WHAT IS NEEDED: If a line below contains "JSON", count it. Report the final total and nothing more.

RECORDS:
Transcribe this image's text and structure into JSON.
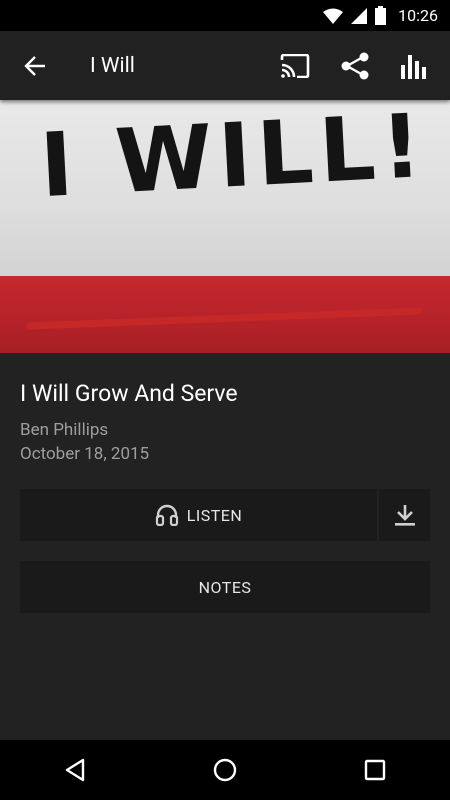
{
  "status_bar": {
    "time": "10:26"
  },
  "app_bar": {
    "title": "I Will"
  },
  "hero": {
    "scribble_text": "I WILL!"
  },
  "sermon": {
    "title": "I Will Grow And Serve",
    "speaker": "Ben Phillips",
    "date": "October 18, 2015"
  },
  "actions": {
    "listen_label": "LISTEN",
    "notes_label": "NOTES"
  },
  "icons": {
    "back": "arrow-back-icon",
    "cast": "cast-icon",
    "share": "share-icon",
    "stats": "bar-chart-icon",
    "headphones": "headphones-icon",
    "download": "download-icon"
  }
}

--

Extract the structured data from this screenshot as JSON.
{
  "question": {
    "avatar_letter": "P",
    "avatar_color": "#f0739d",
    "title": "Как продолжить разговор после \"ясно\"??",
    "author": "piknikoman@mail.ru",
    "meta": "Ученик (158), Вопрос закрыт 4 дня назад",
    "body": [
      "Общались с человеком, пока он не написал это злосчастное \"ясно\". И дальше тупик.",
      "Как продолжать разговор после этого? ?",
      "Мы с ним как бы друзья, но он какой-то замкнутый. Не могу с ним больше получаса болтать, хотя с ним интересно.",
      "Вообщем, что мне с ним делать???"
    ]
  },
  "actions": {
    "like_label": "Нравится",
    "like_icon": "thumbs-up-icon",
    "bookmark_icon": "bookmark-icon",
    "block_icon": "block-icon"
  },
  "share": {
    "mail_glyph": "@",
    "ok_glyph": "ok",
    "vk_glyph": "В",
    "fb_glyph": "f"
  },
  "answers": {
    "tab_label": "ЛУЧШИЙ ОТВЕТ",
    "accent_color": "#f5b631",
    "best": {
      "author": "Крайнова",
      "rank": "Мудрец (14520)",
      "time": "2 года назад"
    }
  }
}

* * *

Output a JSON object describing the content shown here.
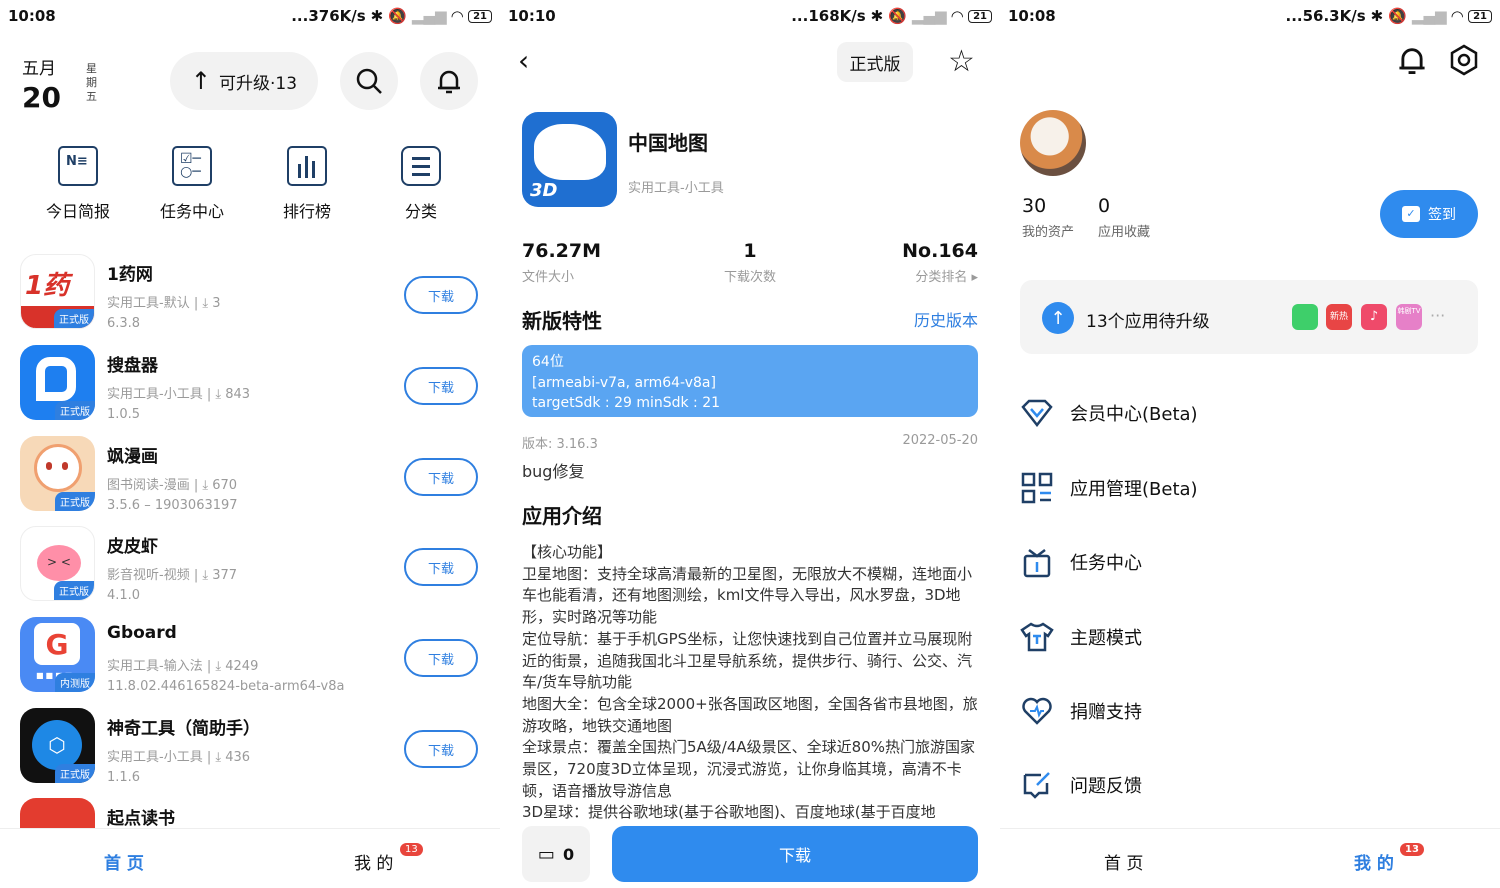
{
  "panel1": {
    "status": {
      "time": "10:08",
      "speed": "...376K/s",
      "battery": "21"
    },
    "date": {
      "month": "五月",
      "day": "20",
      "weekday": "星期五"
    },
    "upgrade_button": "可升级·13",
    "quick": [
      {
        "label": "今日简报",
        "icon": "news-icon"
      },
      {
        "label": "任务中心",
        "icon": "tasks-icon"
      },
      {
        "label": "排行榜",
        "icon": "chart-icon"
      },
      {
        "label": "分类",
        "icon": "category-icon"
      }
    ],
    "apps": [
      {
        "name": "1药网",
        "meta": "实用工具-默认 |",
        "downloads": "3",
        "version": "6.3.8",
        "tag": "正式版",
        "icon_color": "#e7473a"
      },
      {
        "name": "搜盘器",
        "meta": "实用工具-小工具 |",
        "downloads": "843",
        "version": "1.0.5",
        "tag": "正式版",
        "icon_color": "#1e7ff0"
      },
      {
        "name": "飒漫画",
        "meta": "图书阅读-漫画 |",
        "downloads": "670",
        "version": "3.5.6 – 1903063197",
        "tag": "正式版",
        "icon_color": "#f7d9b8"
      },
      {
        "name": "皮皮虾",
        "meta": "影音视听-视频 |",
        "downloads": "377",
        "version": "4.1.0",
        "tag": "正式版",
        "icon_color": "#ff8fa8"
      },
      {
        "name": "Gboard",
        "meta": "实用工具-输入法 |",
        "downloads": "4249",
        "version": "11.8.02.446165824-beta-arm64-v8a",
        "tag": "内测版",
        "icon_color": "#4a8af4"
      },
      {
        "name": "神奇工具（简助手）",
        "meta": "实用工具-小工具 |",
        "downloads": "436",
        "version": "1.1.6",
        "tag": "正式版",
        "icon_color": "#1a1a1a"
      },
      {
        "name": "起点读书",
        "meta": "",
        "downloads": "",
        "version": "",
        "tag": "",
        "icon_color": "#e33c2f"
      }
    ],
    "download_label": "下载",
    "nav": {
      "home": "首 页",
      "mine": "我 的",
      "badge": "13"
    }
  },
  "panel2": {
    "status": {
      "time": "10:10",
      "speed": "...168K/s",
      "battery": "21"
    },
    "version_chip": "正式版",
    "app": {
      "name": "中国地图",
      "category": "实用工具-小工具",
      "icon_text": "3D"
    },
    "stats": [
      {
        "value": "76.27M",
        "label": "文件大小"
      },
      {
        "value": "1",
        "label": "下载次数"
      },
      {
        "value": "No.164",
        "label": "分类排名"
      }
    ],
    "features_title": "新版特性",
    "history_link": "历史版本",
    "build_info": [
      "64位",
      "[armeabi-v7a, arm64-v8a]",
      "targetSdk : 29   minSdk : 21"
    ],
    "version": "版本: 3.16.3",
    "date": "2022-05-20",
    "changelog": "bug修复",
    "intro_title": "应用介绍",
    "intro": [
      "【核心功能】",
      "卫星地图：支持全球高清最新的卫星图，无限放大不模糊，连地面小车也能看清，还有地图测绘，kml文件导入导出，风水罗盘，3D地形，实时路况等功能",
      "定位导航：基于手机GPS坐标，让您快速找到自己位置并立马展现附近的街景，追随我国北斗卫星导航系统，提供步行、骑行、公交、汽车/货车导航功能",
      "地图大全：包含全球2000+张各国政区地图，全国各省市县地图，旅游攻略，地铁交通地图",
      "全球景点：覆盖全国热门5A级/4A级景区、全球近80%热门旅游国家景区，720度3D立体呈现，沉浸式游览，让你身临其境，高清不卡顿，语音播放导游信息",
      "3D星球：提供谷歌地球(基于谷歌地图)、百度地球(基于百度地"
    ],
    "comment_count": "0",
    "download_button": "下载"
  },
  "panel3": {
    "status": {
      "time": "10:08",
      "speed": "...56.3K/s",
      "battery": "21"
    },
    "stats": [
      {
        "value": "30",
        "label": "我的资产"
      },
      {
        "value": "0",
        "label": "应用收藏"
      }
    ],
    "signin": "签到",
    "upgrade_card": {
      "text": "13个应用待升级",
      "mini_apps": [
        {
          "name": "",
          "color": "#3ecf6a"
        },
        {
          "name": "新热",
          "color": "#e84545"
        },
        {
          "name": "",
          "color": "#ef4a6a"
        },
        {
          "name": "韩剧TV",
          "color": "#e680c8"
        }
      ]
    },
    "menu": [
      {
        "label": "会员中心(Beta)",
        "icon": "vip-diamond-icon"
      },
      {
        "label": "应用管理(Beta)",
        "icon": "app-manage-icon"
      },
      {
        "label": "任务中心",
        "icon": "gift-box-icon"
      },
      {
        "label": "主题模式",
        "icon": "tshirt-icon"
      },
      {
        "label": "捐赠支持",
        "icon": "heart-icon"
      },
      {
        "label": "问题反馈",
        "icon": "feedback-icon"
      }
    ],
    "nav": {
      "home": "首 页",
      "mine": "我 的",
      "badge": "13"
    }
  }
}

WRITTEN SOLUTION: 3